“In the last couple of weeks, that tone has picked up,” Hushion said. “I think as (Dec. 31) gets closer, we realize it is a real possibility (that racing could shut down). It has become a game of chicken with NYRA and the state, and no one is so sure what will happen.”
Trainer Bruce Levine, who has been a mainstay during the winter months at Aqueduct since 1979, said he is hopeful the franchise issue will be settled before there is any disruption to racing.
“Well, it is definitely out there, but I think it will get resolved,” Levine said. “No question, it would be a bump in the road (if racing shut down), but I’m trying not to fret about it. It’s not life-threatening. It’s a bump in the road; you will just have to get around it.
“There is a lot a stake, so I think it will get resolved. Maybe the track will be shut a few days, but it will get fixed. I don’t see racing in New York ceasing forever.”
P.J. Campo, NYRA’s racing secretary, said his office is preparing for the winter meet as usual. “I’m doing what I normally would do, and that’s to continue what I’ve been doing,” he said.
Campo indicated there are some new players for Aqueduct’s inner-track meet, including Florida-based trainer David Fawkes and Julian Canet, who races his horses on the Mid-Atlantic circuit.
“Some of the New York guys will be stronger than usual,” Campo said. “Todd (Pletcher) and Kiaran (McLaughlin) are leaving a sizeable amount of horses here, and some other trainers are bringing more horses than usual. We will have a quantity of horses.
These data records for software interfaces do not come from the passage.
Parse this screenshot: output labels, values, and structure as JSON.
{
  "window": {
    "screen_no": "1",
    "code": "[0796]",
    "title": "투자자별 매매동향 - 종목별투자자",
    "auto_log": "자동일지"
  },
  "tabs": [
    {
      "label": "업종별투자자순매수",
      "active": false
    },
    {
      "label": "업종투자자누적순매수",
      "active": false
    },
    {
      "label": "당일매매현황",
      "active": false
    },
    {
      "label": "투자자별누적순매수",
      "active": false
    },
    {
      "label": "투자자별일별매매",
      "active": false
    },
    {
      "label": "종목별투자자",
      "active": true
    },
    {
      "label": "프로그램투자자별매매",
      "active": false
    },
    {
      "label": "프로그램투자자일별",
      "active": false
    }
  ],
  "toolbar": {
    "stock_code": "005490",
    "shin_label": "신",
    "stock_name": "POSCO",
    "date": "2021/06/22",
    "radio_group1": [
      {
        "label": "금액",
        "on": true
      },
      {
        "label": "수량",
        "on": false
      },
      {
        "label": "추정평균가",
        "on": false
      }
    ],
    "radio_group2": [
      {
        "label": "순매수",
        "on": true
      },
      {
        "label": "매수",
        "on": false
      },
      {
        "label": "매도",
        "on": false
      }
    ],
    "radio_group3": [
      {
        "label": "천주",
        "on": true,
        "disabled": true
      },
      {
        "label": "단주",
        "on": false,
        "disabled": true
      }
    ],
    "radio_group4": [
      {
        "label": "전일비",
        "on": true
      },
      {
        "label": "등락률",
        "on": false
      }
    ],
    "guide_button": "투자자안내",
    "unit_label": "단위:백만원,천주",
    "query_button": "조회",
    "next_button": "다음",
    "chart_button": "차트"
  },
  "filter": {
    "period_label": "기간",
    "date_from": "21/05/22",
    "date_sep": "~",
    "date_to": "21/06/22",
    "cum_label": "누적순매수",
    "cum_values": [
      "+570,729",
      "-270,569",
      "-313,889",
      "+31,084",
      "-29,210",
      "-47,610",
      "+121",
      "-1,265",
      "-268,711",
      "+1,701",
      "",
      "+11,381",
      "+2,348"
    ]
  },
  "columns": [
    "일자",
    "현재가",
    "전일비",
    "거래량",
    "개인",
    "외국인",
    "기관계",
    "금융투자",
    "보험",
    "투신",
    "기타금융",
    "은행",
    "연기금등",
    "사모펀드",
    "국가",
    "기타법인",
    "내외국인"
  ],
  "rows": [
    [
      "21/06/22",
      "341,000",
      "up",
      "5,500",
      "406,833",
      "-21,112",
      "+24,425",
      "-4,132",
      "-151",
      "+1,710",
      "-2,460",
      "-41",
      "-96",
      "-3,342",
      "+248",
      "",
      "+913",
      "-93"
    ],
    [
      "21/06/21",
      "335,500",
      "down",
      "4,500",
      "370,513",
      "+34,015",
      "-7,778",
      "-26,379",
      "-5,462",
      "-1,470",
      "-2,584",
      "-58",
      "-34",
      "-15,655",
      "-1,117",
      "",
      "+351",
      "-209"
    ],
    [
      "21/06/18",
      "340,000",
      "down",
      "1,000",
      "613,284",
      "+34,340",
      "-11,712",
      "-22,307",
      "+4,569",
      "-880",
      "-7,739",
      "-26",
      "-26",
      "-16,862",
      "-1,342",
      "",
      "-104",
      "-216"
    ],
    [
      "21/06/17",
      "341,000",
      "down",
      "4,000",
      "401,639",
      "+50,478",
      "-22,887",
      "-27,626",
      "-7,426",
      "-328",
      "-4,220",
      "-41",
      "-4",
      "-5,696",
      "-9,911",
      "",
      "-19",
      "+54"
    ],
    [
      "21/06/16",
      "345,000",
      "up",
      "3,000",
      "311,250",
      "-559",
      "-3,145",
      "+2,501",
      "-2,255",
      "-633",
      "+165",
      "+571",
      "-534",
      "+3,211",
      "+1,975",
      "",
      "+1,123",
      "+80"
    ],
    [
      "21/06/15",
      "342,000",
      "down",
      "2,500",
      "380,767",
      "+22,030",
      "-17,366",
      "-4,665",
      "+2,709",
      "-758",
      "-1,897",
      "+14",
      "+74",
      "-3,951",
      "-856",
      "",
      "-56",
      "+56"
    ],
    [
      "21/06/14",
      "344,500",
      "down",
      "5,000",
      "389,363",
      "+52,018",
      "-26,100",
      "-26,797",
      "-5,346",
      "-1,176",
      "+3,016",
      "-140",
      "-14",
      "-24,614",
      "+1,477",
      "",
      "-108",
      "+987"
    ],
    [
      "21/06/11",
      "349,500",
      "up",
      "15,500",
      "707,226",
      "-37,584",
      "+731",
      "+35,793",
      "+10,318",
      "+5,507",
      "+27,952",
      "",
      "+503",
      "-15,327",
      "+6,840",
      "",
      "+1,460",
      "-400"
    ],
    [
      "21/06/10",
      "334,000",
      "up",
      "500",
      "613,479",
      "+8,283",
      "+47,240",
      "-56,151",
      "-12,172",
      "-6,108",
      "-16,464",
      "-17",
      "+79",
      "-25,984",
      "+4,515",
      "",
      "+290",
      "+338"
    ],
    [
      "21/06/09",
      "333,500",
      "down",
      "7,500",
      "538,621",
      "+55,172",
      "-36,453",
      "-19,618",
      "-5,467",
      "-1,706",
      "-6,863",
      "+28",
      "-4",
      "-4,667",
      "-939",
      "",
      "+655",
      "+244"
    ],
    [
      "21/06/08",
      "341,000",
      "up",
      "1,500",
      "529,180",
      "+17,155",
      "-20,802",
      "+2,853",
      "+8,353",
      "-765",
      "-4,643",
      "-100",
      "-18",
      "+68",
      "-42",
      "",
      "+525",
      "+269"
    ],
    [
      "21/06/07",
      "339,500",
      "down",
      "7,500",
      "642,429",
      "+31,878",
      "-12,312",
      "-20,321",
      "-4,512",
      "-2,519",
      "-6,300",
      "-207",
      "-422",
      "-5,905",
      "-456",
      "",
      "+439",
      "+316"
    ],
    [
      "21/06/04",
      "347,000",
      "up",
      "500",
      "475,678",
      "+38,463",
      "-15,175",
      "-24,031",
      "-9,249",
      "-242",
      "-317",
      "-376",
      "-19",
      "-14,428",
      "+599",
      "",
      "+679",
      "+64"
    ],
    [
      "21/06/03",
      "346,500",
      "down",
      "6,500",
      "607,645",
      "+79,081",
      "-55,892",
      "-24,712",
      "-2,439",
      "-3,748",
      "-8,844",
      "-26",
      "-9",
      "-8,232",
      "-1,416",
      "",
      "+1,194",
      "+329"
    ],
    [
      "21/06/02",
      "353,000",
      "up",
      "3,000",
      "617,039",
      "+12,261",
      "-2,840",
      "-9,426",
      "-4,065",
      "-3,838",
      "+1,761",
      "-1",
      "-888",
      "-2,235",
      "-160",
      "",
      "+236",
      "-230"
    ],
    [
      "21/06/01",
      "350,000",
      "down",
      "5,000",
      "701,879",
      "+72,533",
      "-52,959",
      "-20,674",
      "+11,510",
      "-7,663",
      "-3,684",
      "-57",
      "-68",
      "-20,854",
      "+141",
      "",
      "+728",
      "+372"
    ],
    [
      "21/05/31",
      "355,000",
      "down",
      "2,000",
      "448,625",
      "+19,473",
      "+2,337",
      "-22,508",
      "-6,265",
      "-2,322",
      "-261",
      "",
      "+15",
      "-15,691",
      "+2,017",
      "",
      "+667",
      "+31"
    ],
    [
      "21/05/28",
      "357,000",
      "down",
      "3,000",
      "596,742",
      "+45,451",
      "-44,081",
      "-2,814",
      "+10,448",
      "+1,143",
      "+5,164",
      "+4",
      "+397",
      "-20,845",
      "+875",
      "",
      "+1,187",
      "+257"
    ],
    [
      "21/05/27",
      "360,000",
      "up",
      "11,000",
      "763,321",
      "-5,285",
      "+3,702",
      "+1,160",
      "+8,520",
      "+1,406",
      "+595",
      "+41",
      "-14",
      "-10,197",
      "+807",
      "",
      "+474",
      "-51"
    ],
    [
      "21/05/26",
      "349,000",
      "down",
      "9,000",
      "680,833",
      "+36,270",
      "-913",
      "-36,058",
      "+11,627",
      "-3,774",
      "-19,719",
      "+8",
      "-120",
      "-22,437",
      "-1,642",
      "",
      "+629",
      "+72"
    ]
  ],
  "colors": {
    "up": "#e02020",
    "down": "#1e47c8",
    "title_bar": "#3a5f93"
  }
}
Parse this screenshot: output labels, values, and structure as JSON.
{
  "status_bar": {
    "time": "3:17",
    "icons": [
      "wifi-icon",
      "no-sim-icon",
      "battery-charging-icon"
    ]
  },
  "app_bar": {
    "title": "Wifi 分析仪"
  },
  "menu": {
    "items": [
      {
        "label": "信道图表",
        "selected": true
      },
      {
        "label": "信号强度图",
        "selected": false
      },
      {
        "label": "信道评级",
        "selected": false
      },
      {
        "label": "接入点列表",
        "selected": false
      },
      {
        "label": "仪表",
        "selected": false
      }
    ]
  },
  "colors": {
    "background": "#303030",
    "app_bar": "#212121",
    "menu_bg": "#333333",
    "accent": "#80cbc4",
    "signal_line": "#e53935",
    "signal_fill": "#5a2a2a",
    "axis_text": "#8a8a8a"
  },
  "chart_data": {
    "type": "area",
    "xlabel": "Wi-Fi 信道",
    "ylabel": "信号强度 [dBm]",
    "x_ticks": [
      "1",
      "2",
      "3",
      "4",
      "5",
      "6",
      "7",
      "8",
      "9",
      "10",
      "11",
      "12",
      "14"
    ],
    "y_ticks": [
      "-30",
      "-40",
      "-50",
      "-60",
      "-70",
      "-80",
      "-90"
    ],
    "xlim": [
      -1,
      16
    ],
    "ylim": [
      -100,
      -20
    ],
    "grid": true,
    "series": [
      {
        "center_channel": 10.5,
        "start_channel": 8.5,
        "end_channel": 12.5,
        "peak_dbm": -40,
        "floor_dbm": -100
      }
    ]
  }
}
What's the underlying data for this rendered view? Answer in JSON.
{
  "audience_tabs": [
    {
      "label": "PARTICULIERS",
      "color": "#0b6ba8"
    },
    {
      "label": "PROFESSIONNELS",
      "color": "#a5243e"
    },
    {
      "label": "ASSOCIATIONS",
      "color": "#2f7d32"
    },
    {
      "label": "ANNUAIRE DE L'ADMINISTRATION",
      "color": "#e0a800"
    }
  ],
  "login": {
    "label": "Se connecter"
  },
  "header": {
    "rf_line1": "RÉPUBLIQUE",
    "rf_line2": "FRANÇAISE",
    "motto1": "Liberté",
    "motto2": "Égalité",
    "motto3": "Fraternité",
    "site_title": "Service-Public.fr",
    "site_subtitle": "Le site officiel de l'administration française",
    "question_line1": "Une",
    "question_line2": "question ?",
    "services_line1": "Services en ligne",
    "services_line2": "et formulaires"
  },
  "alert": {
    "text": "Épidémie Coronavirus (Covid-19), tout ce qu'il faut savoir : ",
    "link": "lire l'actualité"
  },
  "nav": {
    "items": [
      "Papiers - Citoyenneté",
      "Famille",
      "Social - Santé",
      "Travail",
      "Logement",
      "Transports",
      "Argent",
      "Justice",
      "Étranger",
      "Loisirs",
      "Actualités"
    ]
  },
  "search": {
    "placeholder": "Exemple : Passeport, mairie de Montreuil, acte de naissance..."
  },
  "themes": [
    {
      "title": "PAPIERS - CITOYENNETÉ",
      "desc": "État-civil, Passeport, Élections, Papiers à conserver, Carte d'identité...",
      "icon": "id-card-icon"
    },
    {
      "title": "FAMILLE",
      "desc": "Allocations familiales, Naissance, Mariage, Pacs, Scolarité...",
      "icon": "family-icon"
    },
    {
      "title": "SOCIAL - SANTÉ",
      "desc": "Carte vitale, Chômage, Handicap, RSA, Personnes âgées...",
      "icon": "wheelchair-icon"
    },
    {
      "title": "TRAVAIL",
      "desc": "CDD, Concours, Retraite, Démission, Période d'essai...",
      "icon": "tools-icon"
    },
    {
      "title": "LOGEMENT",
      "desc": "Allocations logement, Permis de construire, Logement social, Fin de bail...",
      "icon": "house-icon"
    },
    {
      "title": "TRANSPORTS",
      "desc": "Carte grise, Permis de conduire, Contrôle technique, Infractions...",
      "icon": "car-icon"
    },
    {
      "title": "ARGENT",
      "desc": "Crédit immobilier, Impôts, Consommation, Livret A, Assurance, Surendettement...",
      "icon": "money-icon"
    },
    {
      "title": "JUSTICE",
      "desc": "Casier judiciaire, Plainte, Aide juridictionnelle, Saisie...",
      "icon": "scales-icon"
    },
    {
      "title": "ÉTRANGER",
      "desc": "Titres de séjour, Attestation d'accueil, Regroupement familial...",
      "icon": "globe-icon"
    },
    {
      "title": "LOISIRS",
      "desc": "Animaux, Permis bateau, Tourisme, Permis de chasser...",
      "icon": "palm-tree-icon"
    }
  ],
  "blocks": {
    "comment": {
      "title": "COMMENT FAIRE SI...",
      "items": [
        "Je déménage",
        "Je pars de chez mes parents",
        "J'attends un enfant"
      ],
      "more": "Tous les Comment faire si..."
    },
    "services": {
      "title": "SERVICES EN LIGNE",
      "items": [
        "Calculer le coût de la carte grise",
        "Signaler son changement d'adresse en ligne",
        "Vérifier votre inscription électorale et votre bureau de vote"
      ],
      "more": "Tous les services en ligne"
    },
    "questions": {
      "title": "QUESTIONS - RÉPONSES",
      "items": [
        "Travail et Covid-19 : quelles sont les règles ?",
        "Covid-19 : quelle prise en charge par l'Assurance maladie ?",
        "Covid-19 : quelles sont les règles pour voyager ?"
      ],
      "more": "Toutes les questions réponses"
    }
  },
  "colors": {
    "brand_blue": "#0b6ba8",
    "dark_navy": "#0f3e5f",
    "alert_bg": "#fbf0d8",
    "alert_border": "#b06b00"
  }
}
“I think last year we got hurt with Fair Grounds reopening after being closed the prior year. We got hurt when it reopened; probably lost 10% to 20% from our population to the Fair Grounds. And then Philly Park was just taking off with the slots. This year, I think we are in pretty good shape.”
The one-mile inner track is typically used through the middle of March. From a handicapping perspective, horses that had been competing around one turn in mile races will now be navigating the distance around two turns. Another change with the surface switch is the loss of seven-furlong races.